_Input for this task_
■ ■ ■ ■ ■

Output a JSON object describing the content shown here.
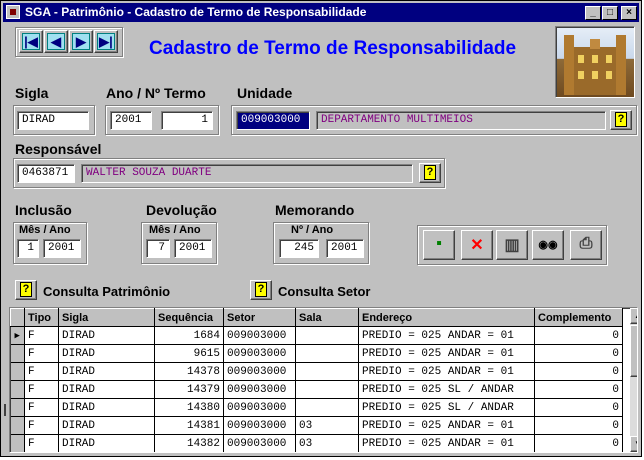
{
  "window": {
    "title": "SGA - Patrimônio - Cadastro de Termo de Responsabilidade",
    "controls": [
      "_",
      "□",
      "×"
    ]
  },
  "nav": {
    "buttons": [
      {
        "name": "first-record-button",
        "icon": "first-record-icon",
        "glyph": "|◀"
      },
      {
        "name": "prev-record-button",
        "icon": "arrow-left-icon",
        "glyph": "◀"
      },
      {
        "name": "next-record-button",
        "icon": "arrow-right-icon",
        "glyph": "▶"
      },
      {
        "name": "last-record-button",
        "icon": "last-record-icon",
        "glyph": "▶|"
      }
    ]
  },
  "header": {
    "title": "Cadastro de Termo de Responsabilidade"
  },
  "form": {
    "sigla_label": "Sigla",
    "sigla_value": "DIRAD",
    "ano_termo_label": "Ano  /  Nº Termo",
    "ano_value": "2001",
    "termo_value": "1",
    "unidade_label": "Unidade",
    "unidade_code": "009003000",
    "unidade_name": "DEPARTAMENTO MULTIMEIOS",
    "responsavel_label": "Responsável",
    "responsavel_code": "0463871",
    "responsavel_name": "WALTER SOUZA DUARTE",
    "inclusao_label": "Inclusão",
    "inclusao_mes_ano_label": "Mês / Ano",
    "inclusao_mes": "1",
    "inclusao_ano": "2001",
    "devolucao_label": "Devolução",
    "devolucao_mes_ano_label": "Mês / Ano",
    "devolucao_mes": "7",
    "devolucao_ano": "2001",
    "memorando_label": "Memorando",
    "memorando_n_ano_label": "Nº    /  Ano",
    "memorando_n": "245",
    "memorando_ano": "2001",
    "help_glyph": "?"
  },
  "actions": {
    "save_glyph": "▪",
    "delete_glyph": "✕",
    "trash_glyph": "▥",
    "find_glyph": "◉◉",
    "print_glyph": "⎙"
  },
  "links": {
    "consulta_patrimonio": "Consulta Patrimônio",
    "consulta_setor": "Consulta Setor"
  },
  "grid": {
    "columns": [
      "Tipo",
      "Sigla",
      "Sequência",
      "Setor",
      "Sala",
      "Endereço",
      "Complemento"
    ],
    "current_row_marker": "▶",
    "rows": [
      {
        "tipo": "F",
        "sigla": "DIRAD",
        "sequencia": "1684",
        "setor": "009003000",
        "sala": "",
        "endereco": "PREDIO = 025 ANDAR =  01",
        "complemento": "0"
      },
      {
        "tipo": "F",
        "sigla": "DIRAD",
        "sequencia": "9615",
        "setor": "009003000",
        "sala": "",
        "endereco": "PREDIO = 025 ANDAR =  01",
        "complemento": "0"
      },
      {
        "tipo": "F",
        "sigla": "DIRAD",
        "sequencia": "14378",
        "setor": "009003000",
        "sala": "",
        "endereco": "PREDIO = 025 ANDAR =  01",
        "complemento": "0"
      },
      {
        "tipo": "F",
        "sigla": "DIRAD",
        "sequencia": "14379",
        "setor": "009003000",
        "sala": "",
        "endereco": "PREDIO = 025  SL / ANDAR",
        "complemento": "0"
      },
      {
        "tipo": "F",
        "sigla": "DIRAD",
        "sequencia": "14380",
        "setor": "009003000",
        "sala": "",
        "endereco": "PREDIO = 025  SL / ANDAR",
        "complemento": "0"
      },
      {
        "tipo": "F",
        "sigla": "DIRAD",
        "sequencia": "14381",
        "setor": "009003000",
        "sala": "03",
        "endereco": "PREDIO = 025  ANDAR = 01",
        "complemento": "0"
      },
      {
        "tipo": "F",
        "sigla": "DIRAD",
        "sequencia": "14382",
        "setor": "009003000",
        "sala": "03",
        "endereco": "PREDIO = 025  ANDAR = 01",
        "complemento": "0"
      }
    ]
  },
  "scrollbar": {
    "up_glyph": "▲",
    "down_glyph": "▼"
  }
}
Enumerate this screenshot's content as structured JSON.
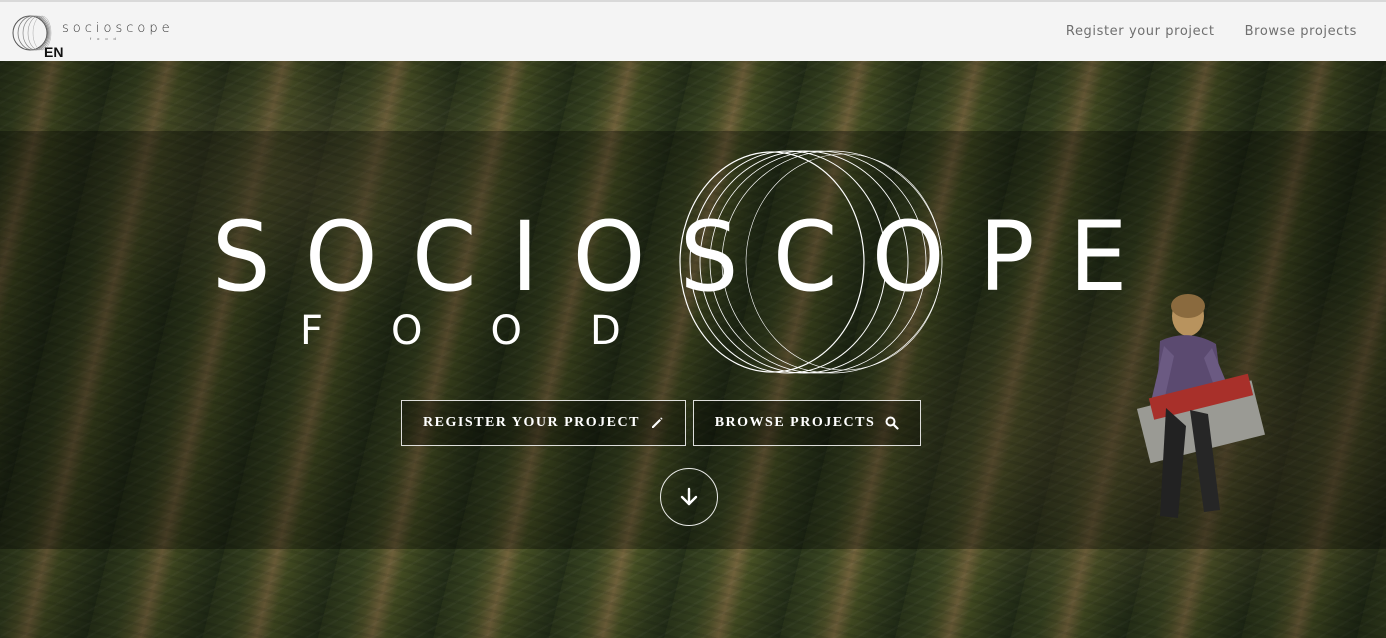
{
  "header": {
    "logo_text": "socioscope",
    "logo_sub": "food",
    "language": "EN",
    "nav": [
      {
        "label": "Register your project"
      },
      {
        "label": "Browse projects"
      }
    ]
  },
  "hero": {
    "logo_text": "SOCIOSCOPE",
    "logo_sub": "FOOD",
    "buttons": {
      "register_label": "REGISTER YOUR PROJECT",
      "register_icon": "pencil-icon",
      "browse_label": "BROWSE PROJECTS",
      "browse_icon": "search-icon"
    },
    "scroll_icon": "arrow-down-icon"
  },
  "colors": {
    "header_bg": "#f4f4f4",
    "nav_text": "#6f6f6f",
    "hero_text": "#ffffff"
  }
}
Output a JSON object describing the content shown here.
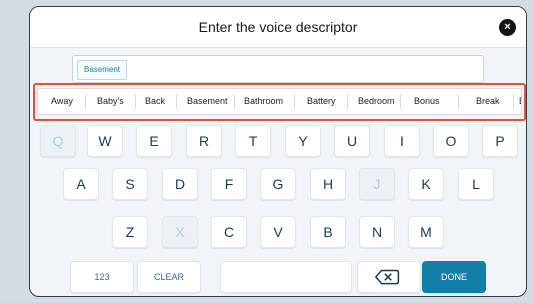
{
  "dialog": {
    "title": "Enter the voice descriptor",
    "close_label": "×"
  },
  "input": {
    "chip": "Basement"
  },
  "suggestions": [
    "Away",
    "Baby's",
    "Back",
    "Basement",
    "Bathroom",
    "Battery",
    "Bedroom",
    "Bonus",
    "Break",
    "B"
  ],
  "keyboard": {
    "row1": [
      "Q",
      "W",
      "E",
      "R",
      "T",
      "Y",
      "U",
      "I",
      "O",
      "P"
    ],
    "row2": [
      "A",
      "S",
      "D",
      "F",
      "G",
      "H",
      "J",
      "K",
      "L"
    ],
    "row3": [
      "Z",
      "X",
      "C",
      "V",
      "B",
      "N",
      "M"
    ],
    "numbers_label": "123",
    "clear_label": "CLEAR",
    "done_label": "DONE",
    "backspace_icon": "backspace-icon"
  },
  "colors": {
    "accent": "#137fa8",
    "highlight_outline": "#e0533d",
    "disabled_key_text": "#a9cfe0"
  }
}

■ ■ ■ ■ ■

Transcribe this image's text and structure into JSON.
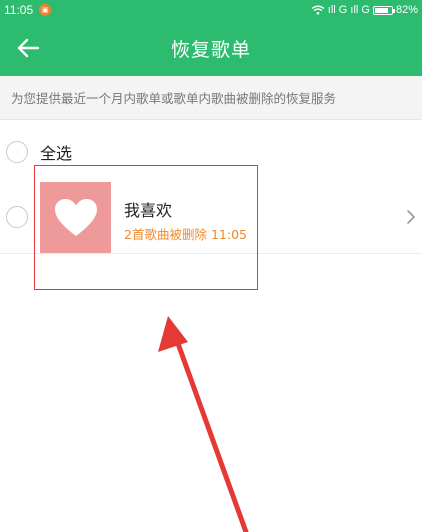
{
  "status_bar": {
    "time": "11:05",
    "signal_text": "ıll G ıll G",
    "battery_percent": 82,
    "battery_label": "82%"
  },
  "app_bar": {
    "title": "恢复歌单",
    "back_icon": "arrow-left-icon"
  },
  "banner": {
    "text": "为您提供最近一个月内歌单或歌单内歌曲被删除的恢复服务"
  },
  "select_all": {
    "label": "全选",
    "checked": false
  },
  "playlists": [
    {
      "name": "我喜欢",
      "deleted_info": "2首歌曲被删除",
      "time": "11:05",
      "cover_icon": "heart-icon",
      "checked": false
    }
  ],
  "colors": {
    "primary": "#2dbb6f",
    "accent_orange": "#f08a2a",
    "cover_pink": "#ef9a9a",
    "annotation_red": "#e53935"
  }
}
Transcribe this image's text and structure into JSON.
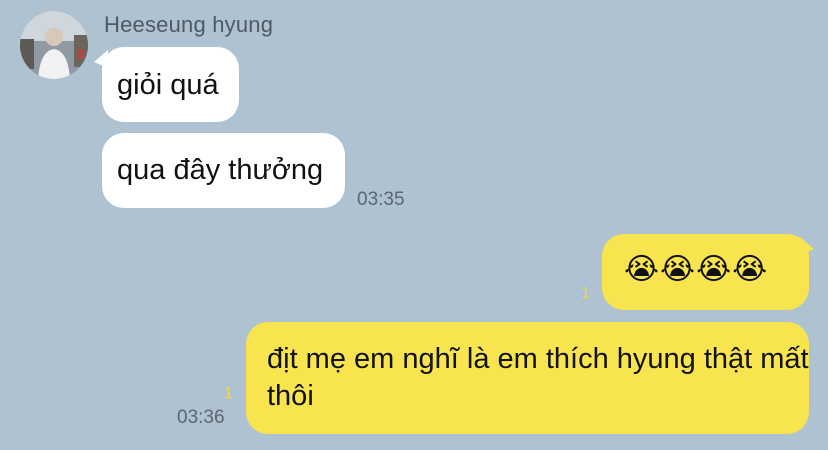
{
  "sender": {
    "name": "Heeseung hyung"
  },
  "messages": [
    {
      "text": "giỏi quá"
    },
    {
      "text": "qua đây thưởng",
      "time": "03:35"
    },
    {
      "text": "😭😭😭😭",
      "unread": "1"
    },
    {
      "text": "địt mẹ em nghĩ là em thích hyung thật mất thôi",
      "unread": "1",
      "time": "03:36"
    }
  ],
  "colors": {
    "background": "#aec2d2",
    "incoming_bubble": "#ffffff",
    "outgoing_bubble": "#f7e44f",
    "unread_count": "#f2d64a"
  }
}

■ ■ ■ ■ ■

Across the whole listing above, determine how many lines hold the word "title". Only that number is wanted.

4